• **Page and application data records**:
..........

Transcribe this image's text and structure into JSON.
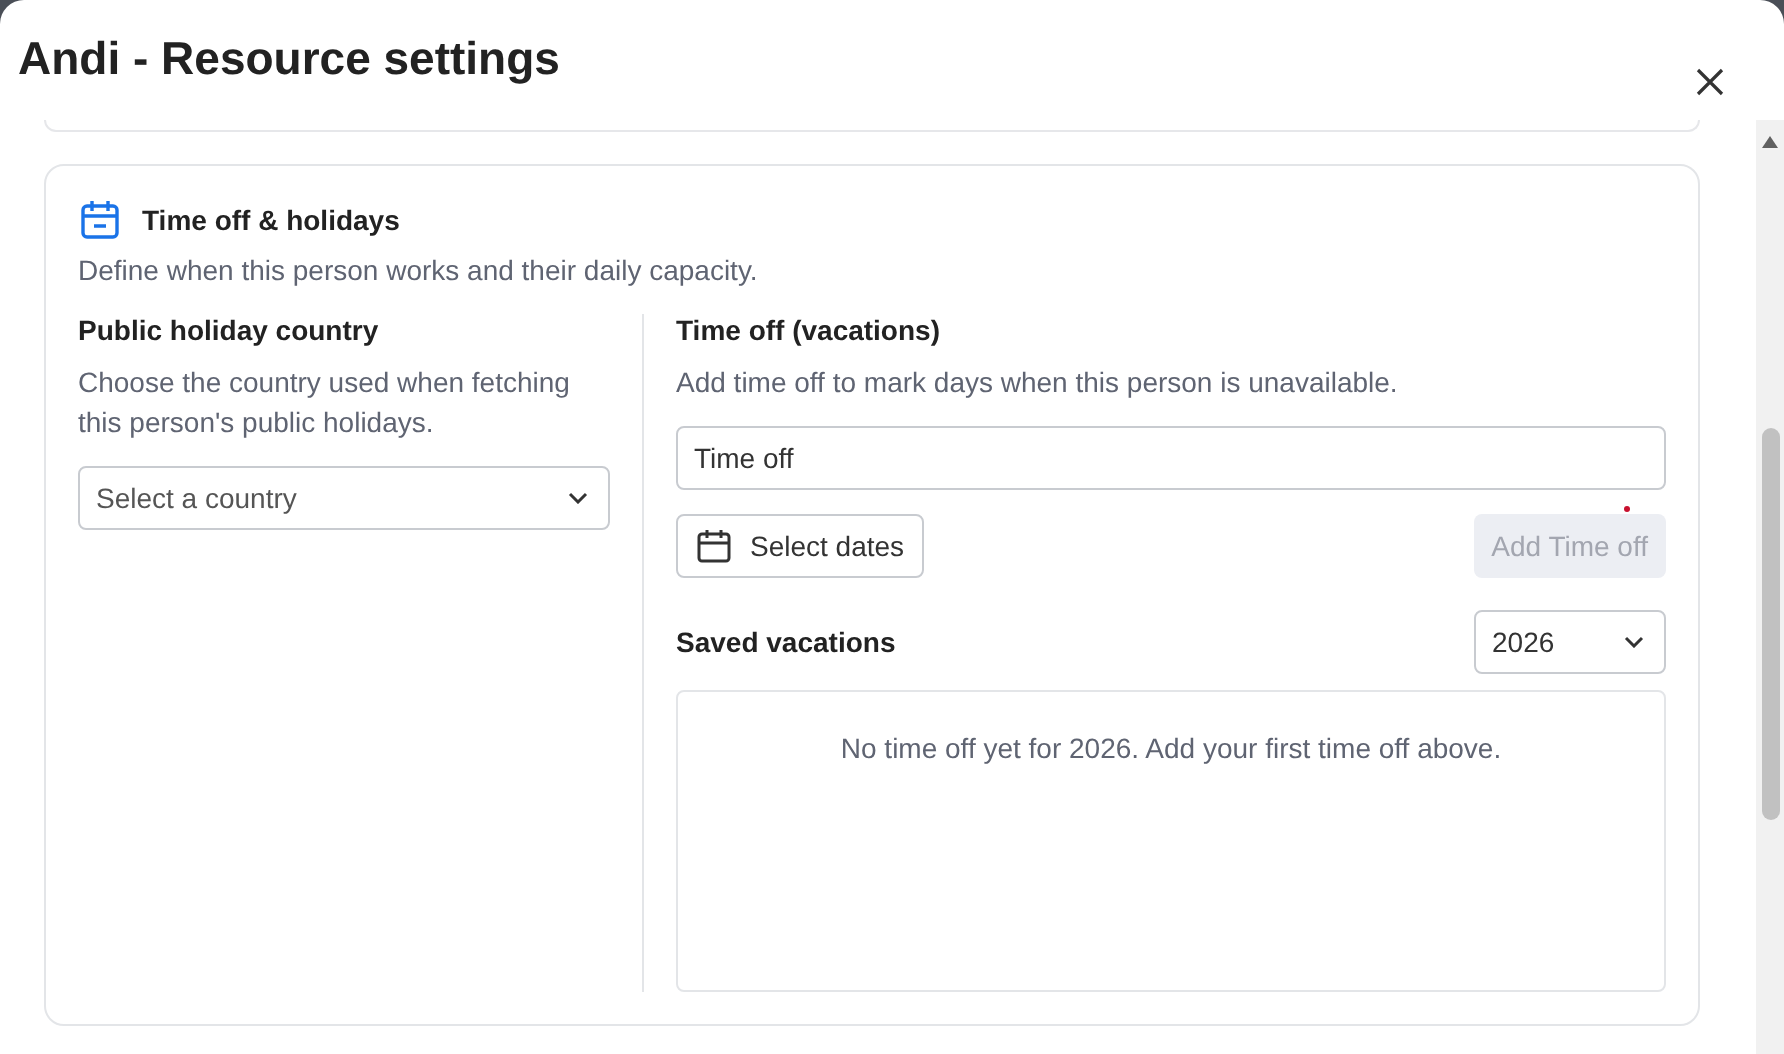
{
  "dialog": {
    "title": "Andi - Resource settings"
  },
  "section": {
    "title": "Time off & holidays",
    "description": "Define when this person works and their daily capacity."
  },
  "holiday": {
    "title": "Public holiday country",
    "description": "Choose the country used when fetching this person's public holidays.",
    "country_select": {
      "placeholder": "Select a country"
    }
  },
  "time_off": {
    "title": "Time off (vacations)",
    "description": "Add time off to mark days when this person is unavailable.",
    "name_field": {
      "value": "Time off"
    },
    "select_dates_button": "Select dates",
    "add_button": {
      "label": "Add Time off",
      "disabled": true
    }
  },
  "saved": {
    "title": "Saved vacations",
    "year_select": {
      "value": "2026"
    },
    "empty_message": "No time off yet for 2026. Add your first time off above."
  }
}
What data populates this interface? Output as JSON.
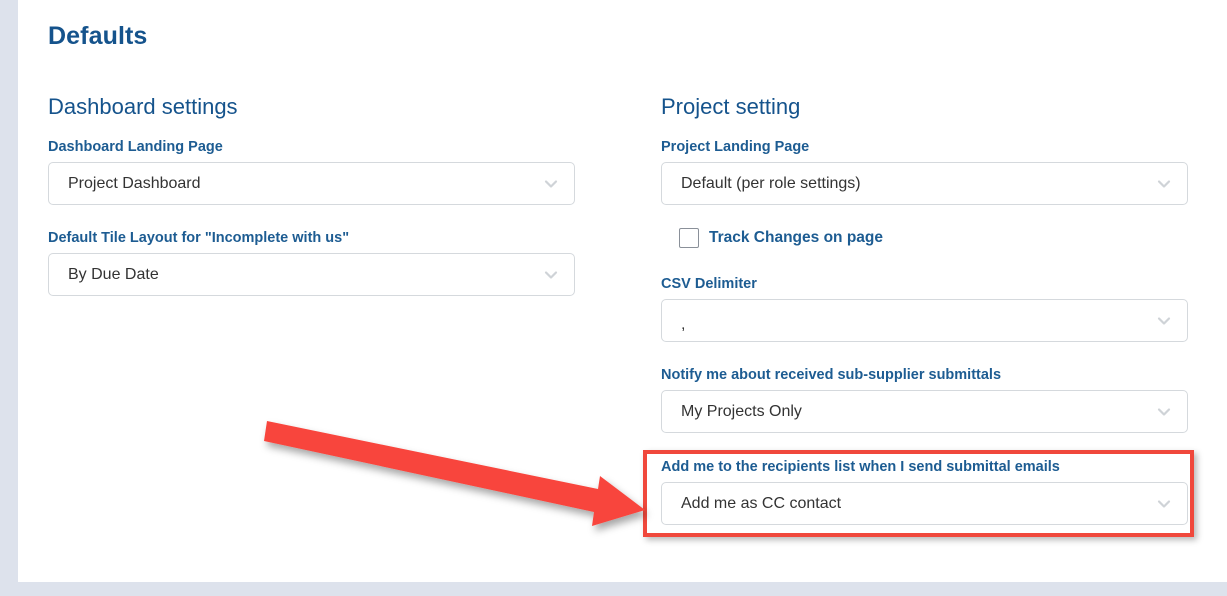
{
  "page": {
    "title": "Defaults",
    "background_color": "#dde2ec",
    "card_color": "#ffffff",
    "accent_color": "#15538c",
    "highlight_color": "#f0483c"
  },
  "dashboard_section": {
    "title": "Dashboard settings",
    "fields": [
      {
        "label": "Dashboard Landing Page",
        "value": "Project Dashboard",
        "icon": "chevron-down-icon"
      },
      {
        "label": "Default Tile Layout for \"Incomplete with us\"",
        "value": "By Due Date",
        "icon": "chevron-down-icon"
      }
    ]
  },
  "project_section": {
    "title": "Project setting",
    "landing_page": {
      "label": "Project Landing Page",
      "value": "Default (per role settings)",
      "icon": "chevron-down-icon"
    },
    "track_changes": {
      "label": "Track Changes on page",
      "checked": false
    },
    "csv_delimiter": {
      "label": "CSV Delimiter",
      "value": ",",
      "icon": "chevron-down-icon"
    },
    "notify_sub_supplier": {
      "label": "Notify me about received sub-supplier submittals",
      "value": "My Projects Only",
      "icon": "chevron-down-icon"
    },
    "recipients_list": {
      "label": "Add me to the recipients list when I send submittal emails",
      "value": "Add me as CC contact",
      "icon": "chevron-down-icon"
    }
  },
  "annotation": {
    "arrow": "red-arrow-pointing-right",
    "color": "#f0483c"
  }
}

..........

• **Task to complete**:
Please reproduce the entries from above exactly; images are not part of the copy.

• **Completed exercise**:
Transcribe this image's text and structure into JSON.
{
  "dialog": {
    "title": "Andi - Resource settings"
  },
  "section": {
    "title": "Time off & holidays",
    "description": "Define when this person works and their daily capacity."
  },
  "holiday": {
    "title": "Public holiday country",
    "description": "Choose the country used when fetching this person's public holidays.",
    "country_select": {
      "placeholder": "Select a country"
    }
  },
  "time_off": {
    "title": "Time off (vacations)",
    "description": "Add time off to mark days when this person is unavailable.",
    "name_field": {
      "value": "Time off"
    },
    "select_dates_button": "Select dates",
    "add_button": {
      "label": "Add Time off",
      "disabled": true
    }
  },
  "saved": {
    "title": "Saved vacations",
    "year_select": {
      "value": "2026"
    },
    "empty_message": "No time off yet for 2026. Add your first time off above."
  }
}
What data populates this interface? Output as JSON.
{
  "page": {
    "title": "Defaults",
    "background_color": "#dde2ec",
    "card_color": "#ffffff",
    "accent_color": "#15538c",
    "highlight_color": "#f0483c"
  },
  "dashboard_section": {
    "title": "Dashboard settings",
    "fields": [
      {
        "label": "Dashboard Landing Page",
        "value": "Project Dashboard",
        "icon": "chevron-down-icon"
      },
      {
        "label": "Default Tile Layout for \"Incomplete with us\"",
        "value": "By Due Date",
        "icon": "chevron-down-icon"
      }
    ]
  },
  "project_section": {
    "title": "Project setting",
    "landing_page": {
      "label": "Project Landing Page",
      "value": "Default (per role settings)",
      "icon": "chevron-down-icon"
    },
    "track_changes": {
      "label": "Track Changes on page",
      "checked": false
    },
    "csv_delimiter": {
      "label": "CSV Delimiter",
      "value": ",",
      "icon": "chevron-down-icon"
    },
    "notify_sub_supplier": {
      "label": "Notify me about received sub-supplier submittals",
      "value": "My Projects Only",
      "icon": "chevron-down-icon"
    },
    "recipients_list": {
      "label": "Add me to the recipients list when I send submittal emails",
      "value": "Add me as CC contact",
      "icon": "chevron-down-icon"
    }
  },
  "annotation": {
    "arrow": "red-arrow-pointing-right",
    "color": "#f0483c"
  }
}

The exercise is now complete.